Re: Empty elements (and processing without a DTD)

>Pro:  solves the problem, for XML parsers which parse the source
>Con:  many of us have trained ourselves to hate and despise NET, and
>recoil in horror at the prospect of finding useful work for it to do.
>More seriously, it's hard to imagine just how to tell existing SGML
>software how to emit a legal XML document using this mechanism, which
>means every time I touch my XML documents with an SGML tool, I am
>punished by being required to run a little cleanup filter.  The
>distinction between <blort></blort> and <blort/ is also lost if one uses
>an sgmls-style front end.
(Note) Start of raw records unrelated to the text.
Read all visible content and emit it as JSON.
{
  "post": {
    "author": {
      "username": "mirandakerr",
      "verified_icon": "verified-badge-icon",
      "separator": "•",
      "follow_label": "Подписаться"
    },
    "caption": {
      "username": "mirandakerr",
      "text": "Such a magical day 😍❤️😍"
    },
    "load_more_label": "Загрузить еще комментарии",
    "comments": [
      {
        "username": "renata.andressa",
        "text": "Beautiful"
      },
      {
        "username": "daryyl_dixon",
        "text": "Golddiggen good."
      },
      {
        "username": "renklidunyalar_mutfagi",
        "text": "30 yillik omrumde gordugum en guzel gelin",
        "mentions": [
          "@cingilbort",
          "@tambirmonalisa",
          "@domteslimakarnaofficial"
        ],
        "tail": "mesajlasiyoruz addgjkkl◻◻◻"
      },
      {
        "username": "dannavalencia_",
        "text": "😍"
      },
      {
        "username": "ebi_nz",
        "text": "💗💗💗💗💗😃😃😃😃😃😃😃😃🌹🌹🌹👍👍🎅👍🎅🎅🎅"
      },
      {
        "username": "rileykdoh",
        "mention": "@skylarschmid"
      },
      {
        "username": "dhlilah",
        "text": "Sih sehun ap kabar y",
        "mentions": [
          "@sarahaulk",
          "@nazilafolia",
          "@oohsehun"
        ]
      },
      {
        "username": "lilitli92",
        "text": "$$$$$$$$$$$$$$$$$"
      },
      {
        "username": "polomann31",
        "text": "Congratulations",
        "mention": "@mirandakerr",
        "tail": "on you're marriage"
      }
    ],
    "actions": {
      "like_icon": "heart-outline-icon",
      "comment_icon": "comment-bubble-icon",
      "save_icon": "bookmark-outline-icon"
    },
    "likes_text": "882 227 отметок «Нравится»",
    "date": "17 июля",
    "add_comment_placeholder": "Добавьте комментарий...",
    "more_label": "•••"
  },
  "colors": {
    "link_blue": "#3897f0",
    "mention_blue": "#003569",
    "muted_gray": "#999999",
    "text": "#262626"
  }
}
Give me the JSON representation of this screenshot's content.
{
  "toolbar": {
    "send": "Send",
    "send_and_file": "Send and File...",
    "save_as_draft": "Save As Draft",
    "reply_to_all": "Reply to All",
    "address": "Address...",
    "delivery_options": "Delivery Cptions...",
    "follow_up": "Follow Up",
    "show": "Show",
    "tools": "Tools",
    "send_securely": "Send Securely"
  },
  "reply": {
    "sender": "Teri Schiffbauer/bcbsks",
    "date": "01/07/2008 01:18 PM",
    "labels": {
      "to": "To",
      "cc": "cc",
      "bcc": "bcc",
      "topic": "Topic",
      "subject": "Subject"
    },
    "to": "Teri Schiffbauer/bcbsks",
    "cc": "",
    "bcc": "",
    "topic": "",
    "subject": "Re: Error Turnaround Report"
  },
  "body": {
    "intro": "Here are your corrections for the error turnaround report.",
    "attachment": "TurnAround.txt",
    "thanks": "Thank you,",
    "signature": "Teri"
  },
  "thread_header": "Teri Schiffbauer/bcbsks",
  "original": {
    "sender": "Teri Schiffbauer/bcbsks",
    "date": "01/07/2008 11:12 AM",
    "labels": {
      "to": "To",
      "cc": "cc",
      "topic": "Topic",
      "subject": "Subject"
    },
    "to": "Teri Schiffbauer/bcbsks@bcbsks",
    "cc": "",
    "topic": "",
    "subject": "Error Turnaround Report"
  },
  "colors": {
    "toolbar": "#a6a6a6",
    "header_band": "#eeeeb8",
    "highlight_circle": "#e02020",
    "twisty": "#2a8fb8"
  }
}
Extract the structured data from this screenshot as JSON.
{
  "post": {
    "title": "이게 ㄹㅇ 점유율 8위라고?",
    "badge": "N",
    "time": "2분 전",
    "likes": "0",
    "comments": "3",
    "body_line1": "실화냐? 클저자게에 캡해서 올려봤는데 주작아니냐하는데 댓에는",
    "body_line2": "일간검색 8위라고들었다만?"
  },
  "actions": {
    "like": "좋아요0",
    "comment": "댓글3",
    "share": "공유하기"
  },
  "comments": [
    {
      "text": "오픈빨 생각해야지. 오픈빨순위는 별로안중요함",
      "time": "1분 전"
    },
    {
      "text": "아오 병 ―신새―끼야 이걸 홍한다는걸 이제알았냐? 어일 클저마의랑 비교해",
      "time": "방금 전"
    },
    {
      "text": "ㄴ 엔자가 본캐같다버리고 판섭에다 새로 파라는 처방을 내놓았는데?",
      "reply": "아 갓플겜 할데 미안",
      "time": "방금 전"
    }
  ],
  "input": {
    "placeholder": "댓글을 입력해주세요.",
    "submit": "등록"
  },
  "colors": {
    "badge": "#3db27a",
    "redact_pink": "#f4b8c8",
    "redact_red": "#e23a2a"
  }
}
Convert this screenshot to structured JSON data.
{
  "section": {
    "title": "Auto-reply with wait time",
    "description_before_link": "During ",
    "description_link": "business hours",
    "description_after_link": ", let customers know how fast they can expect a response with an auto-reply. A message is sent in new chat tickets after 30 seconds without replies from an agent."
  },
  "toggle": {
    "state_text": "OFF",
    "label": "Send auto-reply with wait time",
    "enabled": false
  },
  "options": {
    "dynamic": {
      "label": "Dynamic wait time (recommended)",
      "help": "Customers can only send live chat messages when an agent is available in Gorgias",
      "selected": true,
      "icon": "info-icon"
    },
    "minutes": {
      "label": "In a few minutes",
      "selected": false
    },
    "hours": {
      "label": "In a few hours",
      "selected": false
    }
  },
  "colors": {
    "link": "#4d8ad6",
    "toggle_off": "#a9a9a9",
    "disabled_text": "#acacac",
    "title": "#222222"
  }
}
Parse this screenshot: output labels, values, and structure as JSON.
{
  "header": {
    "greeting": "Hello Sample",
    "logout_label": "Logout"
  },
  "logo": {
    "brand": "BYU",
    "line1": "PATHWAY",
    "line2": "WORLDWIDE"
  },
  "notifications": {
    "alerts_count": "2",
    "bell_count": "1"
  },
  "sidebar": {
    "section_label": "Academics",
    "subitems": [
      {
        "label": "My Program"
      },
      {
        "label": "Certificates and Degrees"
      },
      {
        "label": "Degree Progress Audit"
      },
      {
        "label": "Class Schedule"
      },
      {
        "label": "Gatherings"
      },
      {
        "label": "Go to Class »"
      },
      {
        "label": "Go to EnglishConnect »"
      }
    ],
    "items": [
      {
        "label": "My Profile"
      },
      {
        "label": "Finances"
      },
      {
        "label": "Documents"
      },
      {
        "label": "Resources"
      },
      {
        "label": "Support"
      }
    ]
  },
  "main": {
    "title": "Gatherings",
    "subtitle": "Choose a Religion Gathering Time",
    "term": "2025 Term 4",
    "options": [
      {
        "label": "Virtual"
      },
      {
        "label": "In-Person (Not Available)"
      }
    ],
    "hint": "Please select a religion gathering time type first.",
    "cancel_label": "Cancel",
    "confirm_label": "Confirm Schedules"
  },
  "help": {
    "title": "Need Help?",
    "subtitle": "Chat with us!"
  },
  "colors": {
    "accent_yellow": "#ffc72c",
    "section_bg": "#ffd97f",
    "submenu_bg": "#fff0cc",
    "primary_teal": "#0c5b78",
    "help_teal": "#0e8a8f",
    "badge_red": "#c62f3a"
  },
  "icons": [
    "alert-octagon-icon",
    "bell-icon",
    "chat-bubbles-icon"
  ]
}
Such a filter is no worse than the one you would have to write to remove the
end-tags from XML-EMPTY elements before sending them to a validating SGML
tool! You can't win with either approach, but I like the use of NET here
much better than the use of a (to me) unnecessary end-tag. Is keeping a list
of empty elements that you skip over the end-tag processing rules for such a
big deal for parser developers?

As for telling an exisitingSGML parser how to emit XML, simply set the -x
switch on Jade-lite and it will generate XML rather than RTF (if James
accepts this as a useful transformation!) or put in a <?Convert-to XML>
processing instruction *before* the base document element.

>If there's no DTD to read, then there are no EMPTY elements.  Period.

This I like!

>7 Cooked Bits.  A variant of the Raw Bits (parse it and like it!)
>approach would be to provide a different syntax for the declarations, to
>make them really, really easy to parse.

Bang goes any chance of being able to use SGML tools to generate XML!
Martin Bryan, The SGML Centre, Churchdown, Glos. GL3 2PU, UK 
Phone/Fax: +44 1452 714029   WWW home page: http://www.u-net.com/~sgml/